Internal linking is defined in a great article from Yoast SEO’s training database. This is also worth reading because it explains the distinction between internal and external linking.

It’s simple for SEO posts to say things like “simply publish good content, and you’ll eventually rank better,” but as we all know, that’s not always the case. However, I’ve noticed that many people neglect the ease and efficiency of incorporating the right keywords in their writing.

Look out for malware

Malware is one thing to keep an eye out for on every website. Malware comes in a variety of shapes, sizes, forms, and functionalities, but its general purpose is to disrupt the user’s experience on the site. Aside from keeping your WordPress version, theme, and plugins up to date, it’s also good reviewing your site from time to time to make sure there isn’t any malware causing you or your users any problems.

A typical piece of malware seeks to steal your primary domain and redirect it to another malicious service or website, which is triggered by a variety of vulnerabilities. This type of infection is clear to Google after they index the site; however, other sorts of malware designed for a specific goal (such as harvesting user information) may be less obvious to the user but still visible to Google.

When a search engine learns of an illness, it will take efforts to quarantine the site in its own way, such as ranking it lower in search results. The site will eventually be ranked quite low and will be very difficult to recover from if it is not cleaned and returned to an uninfected state. As a result, it’s critical to keep everything on the site up to date, if only to avoid any future hassles.

Keep performance and speed top of mind

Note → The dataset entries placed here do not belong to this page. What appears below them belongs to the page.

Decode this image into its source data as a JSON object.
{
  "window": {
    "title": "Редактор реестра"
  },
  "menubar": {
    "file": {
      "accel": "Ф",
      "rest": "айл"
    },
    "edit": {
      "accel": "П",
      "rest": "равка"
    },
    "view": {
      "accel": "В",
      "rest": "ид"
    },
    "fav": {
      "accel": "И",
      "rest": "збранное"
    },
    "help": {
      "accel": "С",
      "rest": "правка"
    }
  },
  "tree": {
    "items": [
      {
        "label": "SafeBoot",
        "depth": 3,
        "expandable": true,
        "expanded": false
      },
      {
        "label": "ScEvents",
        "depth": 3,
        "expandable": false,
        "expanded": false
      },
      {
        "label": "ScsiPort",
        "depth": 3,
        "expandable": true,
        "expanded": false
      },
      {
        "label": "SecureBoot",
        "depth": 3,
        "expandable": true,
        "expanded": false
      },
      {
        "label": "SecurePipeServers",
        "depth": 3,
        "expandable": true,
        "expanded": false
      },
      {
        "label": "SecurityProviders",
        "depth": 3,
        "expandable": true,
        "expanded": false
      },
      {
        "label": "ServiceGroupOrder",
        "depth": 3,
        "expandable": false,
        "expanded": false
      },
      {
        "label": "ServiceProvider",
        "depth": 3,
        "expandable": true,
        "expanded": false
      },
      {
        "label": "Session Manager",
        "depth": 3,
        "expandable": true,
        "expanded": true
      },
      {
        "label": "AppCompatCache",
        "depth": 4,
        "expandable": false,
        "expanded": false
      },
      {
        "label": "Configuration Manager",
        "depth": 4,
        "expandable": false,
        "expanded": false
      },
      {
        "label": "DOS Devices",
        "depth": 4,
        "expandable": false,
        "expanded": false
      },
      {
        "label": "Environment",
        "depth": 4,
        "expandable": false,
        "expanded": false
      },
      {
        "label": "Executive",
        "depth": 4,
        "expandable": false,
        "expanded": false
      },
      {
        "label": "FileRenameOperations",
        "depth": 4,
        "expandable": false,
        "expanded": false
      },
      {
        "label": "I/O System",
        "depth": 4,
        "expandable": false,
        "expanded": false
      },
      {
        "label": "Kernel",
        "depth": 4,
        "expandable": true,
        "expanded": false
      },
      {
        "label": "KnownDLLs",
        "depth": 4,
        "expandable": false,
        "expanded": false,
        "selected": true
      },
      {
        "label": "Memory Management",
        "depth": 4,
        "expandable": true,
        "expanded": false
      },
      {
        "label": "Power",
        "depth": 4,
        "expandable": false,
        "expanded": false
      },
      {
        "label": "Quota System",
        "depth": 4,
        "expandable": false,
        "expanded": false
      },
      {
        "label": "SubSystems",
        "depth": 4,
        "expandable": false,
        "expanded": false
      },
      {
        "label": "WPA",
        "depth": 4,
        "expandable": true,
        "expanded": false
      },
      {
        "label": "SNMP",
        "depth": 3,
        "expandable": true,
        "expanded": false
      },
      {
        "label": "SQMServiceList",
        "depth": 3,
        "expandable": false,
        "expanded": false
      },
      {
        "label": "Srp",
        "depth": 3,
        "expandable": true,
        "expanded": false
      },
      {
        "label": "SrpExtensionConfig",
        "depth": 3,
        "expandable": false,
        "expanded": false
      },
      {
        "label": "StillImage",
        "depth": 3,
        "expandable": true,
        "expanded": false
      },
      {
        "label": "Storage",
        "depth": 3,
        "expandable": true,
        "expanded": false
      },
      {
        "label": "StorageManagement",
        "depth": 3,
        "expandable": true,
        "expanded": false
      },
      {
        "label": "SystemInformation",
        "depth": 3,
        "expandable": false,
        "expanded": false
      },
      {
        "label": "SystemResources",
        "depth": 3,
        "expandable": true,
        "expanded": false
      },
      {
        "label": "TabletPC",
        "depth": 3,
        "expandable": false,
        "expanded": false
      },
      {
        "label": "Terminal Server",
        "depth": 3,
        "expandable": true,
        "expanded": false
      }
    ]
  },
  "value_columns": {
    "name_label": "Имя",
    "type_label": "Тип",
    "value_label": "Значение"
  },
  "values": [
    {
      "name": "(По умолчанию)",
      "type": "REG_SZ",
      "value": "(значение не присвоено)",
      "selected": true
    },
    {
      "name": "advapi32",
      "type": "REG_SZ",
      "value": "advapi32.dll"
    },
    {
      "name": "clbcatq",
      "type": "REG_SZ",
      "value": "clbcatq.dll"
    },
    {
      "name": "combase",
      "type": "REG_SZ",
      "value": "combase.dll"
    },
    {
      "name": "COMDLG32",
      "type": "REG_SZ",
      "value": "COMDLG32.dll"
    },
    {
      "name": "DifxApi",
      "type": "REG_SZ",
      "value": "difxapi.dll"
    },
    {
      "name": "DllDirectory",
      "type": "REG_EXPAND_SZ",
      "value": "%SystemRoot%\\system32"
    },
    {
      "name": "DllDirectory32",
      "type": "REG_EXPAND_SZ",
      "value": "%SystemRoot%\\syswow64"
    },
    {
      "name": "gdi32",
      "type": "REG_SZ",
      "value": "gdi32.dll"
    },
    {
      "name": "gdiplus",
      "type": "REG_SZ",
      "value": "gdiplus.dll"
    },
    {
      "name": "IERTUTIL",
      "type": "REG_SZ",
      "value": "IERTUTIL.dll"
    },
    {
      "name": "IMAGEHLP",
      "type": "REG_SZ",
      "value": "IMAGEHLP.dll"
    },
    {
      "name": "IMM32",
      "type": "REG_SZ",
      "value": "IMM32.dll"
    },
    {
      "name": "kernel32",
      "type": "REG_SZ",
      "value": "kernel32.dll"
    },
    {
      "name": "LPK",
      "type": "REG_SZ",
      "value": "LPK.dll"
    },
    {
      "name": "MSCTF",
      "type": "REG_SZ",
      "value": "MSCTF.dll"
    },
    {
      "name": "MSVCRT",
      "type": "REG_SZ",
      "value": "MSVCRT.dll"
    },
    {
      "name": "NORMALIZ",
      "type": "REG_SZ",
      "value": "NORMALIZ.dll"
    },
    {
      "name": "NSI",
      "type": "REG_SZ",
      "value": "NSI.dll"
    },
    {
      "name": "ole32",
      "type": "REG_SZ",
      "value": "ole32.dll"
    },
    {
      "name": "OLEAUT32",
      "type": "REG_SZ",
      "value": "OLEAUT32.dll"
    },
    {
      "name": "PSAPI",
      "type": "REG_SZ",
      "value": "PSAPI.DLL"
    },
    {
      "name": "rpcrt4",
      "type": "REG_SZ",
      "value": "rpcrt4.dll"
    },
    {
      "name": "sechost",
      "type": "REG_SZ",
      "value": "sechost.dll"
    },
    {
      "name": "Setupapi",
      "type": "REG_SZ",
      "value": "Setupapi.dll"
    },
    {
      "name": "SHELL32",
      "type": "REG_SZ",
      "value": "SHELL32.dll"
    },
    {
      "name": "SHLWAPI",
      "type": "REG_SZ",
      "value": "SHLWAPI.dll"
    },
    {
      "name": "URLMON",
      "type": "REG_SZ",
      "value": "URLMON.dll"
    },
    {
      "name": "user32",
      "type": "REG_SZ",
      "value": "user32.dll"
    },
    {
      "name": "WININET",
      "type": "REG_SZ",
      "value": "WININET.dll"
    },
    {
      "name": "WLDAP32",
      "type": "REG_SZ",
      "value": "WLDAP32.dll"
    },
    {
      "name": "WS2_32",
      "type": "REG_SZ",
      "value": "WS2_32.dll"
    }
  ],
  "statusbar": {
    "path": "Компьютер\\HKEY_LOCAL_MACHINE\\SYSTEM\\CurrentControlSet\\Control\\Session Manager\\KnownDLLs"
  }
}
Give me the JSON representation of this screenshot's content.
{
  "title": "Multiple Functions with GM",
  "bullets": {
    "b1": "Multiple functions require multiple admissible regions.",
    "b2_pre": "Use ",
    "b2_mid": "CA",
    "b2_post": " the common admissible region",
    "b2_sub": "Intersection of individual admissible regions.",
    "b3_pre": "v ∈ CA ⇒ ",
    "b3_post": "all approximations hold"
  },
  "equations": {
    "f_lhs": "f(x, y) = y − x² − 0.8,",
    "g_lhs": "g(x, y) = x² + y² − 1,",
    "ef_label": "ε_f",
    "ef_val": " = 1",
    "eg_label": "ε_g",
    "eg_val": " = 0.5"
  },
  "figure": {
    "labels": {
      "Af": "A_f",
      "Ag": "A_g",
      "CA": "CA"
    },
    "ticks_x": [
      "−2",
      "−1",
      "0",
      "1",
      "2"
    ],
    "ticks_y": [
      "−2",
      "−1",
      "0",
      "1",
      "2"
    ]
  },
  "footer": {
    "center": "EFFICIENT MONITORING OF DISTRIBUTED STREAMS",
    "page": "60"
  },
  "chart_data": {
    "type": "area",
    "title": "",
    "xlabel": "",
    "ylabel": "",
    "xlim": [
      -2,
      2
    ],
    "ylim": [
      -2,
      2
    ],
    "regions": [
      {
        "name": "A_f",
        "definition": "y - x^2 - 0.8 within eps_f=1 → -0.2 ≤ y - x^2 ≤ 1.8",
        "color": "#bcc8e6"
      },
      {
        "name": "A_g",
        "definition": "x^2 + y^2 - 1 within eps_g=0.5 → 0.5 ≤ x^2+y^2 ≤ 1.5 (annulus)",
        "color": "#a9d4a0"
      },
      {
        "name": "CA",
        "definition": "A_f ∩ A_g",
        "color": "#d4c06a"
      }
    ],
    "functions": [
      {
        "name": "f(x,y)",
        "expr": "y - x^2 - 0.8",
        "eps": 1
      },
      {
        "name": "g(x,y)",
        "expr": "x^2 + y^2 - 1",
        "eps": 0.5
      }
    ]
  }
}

Another consideration is the performance and speed of your website. Slow sites are more difficult for Google to index, and their crawler won’t stay on your site all day to index it — there’s too much of the internet for it to crawl to spend that much time on one site.

Keeping your site up and running rapidly, your page load speed snappy, and your time to first byte (TTFB) under 500-800ms can assist users get to your site, load it quickly, and see your information immediately.

Your ultimate goal should be to make your page interactive within the first three seconds of it loading, allowing them to interact with your content before leaving.

Flywheel has a performance team that can help fine-tune the site from a server viewpoint, but a poorly created site is still a poorly built site at the end of the day. While employing a developer to help improve your site may not be an immediate remedy, it will, in the end, help you generate more legitimate traffic to your site.


Overall, SEO optimization is about improving your site’s user experience rather than making it search engine friendly. When striving to attain the top position on a search engine, this is frequently disregarded, and the content suffers as a result.

I hope that with these helpful recommendations and assistance, this post can serve as a springboard for you to move your site in a positive path for the rest of the year and beyond, not just to help Google index your site better, but also to help you create amazing content.

Need help with getting your business found online? Stridec is a top SEO agency in Singapore that can help you achieve your objectives with a structured and effective SEO programme that will get your more customers and sales. Contact us for a discussion now.